Barrymore talked about pursuing a potentially lucrative deal for her company that she abandoned at the last minute when she decided that she couldn’t square it with her values. Anyone who’s ever owned a business knows how challenging this must have been.
Business owners spend a lot of time thinking about money. I remember countless nights feverishly dreaming about it; would I be able to pay the rent, make payroll, buy new supplies? Cash is to business what blood is to the body. The second it stops flowing, everything shuts down. But abandoning your values for a momentary respite from financial worry is another kind of death. Even if you don’t feel it now, a compromise like that can undermine your confidence and motivation, and it can have a toxic effect on company culture by introducing hypocrisy and discord to an environment that requires a unified vision to move forward.

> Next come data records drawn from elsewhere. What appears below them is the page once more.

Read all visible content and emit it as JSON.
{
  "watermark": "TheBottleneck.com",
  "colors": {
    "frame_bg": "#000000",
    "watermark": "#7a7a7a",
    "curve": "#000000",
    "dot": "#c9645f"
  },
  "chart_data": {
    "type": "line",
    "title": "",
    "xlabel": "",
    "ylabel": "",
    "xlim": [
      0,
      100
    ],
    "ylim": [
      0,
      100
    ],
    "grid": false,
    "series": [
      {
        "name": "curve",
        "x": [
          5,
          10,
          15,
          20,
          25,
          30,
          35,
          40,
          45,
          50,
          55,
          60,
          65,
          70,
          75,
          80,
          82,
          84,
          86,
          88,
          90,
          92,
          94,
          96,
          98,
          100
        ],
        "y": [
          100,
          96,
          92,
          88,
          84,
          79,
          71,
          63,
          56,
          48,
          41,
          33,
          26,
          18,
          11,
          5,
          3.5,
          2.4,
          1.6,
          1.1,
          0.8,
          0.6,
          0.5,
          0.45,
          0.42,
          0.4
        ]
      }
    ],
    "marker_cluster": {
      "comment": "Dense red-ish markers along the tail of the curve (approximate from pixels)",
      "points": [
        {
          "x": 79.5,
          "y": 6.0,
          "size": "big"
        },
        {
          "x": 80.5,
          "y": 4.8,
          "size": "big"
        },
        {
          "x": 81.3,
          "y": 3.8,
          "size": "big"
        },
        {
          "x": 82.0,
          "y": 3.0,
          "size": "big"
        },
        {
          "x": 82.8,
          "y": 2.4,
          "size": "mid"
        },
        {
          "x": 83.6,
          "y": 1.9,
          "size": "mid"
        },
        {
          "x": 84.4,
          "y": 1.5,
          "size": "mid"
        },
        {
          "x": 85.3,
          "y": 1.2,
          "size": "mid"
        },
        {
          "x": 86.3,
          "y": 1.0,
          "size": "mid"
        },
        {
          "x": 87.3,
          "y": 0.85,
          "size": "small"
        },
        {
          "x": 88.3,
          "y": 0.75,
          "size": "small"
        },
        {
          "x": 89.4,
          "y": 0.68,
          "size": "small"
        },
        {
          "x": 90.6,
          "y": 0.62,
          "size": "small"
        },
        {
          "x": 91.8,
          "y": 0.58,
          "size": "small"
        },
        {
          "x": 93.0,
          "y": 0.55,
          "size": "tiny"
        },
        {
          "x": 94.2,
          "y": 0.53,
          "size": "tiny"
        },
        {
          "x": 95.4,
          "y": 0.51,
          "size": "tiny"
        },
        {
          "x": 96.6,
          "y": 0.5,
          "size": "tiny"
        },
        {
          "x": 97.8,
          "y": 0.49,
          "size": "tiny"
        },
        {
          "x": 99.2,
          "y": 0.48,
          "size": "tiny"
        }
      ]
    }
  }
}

So to paraphrase Barrymore on this most salient and perhaps perfectly conclusive point: Stick to your guns. You knew it was going to be difficult. If you can’t look yourself in the eye, you’ll be blind to opportunities that will allow you to advance without sacrificing your principles.